[Dataset rows for apps and sites]
******
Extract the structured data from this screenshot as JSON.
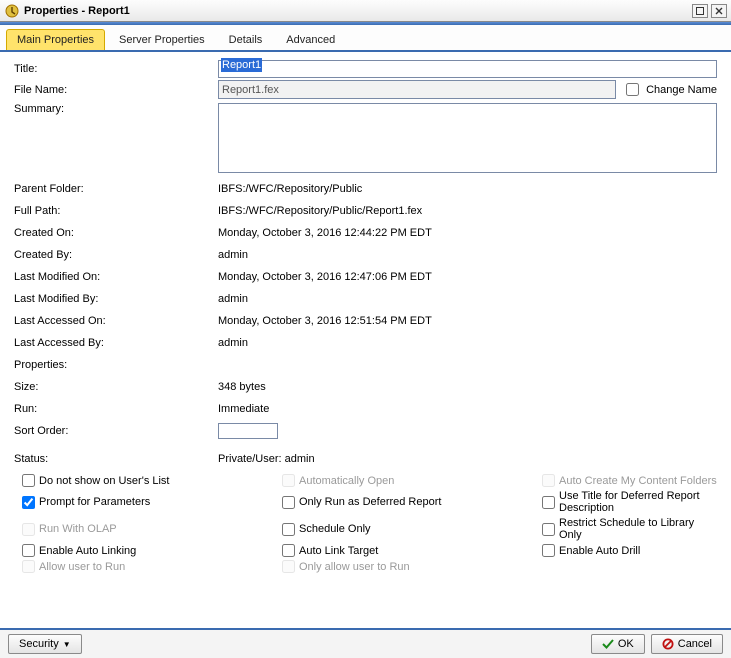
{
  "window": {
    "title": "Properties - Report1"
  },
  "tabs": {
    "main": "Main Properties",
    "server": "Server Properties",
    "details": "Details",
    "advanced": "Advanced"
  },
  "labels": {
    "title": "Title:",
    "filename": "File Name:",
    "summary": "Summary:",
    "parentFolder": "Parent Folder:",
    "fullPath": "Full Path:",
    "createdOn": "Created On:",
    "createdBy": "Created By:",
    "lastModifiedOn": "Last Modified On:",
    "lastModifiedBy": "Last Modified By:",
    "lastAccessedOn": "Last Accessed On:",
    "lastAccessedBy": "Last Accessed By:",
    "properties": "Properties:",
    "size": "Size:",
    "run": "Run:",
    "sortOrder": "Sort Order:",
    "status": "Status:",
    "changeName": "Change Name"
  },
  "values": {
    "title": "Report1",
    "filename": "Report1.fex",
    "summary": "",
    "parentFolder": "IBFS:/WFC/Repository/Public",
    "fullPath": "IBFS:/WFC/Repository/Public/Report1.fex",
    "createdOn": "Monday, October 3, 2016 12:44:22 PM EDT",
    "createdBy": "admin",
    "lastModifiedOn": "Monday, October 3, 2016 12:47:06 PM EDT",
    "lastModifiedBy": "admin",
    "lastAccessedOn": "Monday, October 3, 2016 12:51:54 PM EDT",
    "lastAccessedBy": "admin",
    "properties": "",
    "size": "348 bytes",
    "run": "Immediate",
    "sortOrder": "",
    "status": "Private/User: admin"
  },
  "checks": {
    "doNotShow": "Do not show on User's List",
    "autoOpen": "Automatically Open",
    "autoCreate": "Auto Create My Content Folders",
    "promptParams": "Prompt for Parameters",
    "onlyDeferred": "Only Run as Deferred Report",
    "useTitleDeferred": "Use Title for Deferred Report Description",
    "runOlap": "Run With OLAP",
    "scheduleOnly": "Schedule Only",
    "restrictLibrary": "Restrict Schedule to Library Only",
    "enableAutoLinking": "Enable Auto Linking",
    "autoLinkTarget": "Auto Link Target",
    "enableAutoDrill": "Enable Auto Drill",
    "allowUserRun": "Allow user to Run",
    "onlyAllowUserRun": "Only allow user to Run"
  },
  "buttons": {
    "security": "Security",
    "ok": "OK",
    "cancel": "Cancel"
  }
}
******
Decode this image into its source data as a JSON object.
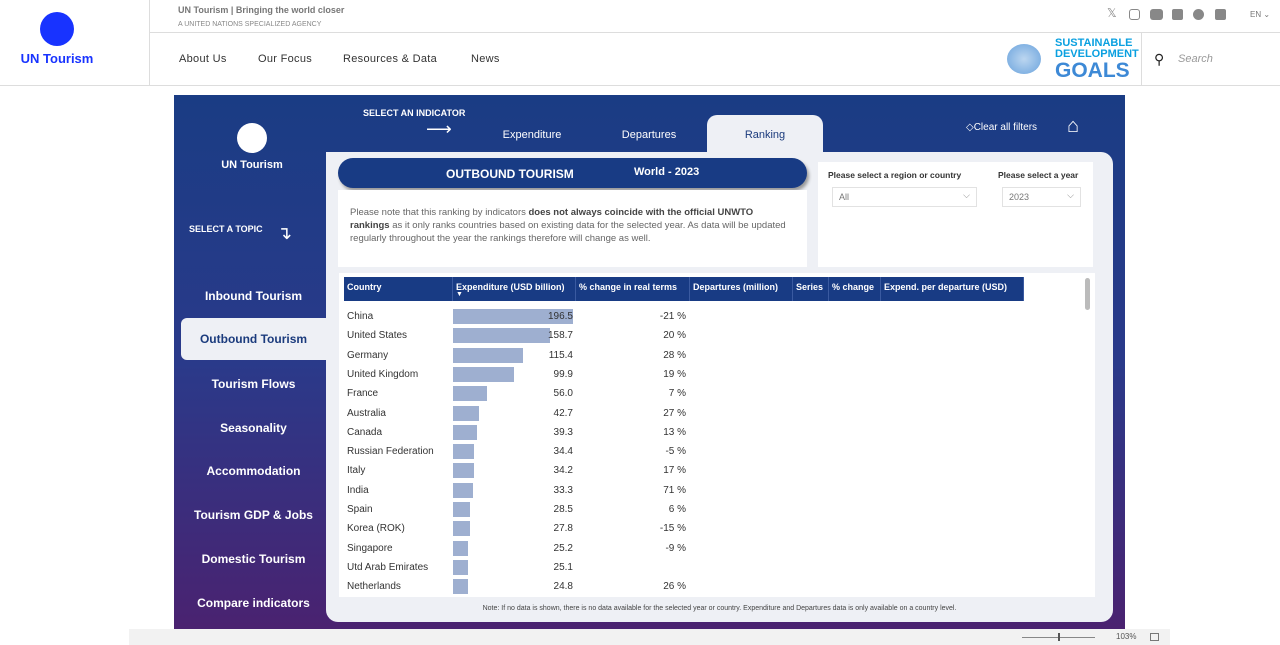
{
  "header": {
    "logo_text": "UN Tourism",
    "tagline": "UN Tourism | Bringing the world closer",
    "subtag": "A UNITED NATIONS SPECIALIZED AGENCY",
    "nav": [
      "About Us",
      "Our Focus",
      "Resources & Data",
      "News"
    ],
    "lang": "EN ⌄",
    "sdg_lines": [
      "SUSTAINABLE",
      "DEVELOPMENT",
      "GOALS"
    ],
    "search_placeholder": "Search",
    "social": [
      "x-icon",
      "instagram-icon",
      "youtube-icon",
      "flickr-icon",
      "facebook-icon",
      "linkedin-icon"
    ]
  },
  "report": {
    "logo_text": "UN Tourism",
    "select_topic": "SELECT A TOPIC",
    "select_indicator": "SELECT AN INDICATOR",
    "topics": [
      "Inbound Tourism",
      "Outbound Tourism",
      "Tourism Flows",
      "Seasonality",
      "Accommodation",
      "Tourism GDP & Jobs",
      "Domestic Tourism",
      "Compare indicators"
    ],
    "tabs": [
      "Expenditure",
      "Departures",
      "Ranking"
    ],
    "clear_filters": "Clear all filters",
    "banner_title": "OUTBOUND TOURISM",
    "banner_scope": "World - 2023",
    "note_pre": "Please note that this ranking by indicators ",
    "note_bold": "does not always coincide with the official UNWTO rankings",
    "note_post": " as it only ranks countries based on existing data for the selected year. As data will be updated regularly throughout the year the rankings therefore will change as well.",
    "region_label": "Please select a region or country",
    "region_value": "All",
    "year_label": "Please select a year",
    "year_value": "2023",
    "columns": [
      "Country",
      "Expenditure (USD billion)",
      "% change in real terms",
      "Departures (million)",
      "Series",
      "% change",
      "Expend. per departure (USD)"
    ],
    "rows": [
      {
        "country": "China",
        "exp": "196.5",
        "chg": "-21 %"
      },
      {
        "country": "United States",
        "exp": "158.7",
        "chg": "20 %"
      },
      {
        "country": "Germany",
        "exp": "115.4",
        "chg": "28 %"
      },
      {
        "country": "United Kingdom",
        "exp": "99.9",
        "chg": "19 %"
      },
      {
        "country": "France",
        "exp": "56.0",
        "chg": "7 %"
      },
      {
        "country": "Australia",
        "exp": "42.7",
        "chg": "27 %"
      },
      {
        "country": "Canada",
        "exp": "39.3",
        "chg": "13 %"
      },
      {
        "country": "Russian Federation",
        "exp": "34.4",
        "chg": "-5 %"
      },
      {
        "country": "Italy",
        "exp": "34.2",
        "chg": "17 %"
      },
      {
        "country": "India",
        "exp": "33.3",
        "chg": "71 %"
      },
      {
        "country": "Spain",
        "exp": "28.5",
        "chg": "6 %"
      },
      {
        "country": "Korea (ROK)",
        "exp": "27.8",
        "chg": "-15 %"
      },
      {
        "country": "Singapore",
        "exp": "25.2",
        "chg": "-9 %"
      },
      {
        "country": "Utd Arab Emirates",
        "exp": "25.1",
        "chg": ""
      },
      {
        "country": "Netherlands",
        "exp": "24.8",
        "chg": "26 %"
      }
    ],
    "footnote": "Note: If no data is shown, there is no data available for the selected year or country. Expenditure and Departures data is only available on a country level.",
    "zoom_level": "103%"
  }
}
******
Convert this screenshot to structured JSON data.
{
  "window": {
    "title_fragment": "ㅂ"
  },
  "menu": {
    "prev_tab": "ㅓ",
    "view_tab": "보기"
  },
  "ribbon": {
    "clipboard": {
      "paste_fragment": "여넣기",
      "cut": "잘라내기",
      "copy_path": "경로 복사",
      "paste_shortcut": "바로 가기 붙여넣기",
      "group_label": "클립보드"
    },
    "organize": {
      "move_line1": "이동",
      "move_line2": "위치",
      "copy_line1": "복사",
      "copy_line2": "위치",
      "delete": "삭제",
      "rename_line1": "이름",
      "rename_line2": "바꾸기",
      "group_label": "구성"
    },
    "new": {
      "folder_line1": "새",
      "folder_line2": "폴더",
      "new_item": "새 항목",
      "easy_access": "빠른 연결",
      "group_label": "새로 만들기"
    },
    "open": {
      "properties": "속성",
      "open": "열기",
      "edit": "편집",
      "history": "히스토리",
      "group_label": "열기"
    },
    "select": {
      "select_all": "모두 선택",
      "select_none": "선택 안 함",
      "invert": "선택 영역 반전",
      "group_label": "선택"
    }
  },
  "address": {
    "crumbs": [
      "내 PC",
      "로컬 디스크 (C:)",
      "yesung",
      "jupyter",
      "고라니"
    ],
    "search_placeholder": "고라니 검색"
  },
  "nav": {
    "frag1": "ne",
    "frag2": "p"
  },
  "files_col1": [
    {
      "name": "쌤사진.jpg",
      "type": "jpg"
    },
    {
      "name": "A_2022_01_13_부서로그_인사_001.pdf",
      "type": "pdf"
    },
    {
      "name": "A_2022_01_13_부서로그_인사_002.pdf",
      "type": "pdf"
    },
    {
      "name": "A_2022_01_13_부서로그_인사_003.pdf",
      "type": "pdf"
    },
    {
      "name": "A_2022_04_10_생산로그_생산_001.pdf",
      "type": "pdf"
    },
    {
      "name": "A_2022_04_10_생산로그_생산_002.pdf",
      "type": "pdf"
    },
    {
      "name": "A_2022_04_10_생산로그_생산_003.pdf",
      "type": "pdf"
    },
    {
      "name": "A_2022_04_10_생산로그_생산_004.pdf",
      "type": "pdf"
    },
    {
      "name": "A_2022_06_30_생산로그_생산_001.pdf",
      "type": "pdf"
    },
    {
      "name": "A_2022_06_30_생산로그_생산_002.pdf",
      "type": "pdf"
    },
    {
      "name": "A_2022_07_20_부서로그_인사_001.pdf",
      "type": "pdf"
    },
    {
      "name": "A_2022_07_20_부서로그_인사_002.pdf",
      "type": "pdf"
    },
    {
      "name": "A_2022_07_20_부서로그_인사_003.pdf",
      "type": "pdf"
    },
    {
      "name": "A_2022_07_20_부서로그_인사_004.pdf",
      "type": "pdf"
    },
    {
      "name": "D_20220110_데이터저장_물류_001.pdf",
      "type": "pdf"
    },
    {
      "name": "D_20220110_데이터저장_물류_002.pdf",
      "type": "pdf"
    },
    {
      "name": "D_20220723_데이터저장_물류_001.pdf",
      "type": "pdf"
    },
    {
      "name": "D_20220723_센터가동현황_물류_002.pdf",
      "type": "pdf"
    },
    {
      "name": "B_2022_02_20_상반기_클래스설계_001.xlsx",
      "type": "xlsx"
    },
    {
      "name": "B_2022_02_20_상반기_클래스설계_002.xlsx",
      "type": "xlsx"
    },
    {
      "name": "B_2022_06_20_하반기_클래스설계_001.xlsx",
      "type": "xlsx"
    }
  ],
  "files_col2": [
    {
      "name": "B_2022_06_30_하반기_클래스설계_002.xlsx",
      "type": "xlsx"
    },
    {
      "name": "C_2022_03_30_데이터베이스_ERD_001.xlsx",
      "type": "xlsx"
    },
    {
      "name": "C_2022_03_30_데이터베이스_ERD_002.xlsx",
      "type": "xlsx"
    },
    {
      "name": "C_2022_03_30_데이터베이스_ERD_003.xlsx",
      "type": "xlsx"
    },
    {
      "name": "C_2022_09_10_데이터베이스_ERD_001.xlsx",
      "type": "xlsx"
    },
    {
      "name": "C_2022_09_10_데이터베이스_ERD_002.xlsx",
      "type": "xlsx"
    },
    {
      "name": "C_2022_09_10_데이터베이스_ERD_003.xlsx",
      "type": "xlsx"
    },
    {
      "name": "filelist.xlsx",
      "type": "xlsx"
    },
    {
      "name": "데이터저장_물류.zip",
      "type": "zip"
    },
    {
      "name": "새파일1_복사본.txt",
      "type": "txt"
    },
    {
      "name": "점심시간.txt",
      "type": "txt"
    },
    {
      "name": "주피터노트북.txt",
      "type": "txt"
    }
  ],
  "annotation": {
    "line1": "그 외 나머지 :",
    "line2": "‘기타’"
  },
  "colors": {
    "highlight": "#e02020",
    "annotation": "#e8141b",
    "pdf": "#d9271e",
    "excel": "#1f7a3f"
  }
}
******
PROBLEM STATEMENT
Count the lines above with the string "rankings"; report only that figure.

RESULT
2